> **Work item**
Please copy every line from the following entries in which the word "residency" appears.

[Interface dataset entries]
--

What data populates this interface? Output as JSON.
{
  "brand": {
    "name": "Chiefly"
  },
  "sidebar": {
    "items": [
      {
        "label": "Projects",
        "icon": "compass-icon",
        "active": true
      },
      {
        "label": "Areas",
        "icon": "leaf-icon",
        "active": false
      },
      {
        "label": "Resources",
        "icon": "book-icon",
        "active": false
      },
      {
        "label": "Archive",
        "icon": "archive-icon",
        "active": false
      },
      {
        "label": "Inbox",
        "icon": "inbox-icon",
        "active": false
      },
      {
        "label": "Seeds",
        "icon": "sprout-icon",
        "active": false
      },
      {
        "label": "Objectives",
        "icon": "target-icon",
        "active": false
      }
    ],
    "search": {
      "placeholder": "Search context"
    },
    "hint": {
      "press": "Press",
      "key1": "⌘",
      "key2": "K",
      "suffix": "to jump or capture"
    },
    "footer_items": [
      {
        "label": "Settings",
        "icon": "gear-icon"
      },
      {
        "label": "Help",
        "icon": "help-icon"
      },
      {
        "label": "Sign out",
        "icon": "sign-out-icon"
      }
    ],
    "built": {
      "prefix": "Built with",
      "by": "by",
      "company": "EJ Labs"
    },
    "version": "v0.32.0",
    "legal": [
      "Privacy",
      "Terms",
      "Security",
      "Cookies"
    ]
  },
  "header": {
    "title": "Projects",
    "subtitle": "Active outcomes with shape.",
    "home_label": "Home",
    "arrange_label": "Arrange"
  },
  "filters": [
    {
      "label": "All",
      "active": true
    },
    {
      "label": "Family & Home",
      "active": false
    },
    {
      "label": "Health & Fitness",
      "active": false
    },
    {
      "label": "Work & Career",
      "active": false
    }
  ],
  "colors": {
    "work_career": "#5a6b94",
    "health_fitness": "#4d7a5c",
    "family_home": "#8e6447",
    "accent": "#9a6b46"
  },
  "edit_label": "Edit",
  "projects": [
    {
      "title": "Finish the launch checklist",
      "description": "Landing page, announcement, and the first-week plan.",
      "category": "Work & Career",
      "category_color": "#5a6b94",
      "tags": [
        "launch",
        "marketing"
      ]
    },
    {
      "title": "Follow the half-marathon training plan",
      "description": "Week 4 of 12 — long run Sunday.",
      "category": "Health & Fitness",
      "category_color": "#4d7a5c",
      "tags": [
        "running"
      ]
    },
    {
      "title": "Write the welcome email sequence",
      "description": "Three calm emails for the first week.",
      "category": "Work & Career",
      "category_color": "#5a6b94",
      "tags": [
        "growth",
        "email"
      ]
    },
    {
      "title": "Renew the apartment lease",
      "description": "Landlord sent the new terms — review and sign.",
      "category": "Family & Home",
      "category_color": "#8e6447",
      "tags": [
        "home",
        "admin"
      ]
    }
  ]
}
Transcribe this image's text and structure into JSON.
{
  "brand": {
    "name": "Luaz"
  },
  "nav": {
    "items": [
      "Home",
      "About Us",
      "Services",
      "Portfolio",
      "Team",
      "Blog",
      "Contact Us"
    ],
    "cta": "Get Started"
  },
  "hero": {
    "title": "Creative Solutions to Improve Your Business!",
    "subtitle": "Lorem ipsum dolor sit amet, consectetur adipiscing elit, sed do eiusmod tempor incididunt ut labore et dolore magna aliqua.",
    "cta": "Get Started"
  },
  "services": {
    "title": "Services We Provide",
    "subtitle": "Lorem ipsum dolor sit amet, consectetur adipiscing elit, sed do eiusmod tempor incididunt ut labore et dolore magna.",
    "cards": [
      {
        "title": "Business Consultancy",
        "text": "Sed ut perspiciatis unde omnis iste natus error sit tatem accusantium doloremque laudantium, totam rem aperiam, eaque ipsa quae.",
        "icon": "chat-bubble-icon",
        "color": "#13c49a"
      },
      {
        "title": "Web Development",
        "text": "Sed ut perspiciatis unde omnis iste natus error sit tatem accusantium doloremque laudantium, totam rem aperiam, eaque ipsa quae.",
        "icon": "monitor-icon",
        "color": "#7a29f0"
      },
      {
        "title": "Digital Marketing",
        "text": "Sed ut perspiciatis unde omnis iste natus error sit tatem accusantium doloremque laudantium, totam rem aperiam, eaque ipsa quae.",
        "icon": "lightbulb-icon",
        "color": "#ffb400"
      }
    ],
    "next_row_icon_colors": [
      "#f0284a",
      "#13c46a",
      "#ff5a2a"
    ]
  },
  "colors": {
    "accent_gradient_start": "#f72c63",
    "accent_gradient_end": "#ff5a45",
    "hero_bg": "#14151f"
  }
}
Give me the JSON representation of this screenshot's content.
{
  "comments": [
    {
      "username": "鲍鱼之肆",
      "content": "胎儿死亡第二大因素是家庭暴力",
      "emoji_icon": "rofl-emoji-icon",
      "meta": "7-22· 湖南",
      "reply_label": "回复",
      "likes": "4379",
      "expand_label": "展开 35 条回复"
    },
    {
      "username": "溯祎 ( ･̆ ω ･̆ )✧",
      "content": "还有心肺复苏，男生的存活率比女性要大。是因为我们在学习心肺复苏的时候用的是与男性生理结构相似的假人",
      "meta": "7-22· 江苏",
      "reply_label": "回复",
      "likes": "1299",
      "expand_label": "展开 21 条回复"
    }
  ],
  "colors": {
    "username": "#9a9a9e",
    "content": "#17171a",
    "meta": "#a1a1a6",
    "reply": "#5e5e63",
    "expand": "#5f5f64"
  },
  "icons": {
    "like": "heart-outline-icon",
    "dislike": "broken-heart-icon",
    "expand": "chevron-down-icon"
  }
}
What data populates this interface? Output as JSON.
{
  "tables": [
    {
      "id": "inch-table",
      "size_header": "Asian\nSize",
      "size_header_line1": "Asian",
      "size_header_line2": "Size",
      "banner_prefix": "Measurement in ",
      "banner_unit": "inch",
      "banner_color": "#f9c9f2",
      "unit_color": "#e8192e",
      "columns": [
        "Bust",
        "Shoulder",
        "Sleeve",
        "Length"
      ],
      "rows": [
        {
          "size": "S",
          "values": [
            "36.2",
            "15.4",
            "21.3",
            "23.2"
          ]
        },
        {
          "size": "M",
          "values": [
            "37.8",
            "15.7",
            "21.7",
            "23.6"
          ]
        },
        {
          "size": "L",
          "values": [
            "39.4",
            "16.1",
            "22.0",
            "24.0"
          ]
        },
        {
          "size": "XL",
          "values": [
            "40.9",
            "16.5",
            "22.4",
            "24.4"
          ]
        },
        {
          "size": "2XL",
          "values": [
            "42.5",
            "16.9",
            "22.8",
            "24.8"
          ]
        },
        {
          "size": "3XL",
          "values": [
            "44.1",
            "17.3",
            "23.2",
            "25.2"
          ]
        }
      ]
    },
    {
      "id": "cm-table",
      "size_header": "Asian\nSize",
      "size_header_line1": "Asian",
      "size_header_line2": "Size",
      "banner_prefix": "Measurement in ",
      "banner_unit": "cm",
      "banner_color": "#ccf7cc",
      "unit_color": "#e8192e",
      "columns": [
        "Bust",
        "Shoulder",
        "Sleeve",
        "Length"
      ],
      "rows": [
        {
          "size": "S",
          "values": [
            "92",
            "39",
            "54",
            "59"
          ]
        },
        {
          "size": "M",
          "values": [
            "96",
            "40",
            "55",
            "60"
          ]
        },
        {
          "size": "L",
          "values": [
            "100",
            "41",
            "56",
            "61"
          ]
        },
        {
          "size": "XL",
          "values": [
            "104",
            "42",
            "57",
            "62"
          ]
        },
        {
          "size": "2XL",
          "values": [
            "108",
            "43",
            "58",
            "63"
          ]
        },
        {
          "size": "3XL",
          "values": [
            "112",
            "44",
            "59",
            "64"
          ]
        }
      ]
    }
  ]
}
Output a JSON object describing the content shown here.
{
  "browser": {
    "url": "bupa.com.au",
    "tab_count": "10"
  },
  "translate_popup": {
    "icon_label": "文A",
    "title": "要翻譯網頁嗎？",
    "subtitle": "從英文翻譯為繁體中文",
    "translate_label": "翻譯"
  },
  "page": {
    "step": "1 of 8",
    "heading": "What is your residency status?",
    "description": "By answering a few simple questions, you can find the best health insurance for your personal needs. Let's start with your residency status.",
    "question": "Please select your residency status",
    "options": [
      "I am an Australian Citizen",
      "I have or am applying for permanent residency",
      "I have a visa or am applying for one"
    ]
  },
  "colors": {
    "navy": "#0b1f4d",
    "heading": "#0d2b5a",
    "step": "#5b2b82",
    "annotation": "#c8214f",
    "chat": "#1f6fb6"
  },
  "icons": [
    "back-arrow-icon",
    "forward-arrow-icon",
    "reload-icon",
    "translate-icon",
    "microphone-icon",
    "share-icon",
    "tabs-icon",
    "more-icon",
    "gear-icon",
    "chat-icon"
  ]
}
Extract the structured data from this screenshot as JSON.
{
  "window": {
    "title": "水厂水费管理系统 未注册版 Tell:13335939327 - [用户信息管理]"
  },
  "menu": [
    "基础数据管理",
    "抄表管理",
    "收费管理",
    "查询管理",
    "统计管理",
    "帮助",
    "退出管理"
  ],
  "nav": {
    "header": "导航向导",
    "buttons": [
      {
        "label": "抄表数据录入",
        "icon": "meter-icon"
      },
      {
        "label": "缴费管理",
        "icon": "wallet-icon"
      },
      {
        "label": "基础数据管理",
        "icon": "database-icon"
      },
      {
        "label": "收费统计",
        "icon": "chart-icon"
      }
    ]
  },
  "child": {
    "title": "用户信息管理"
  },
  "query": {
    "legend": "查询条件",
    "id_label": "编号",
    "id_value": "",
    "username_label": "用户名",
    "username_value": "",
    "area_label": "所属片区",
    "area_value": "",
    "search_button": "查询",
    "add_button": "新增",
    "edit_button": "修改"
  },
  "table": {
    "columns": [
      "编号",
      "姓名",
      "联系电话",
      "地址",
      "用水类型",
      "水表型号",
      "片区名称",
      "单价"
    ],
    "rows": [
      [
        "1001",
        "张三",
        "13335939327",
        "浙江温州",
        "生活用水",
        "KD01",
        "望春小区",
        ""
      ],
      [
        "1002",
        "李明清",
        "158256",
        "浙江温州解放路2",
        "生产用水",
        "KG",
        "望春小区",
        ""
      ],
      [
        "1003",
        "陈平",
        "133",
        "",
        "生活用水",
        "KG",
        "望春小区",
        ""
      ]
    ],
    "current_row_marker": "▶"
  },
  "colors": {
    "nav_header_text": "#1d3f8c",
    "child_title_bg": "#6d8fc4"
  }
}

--

> **Exercise answer**
    "heading": "What is your residency status?",
    "description": "By answering a few simple questions, you can find the best health insurance for your personal needs. Let's start with your residency status.",
    "question": "Please select your residency status",
      "I have or am applying for permanent residency",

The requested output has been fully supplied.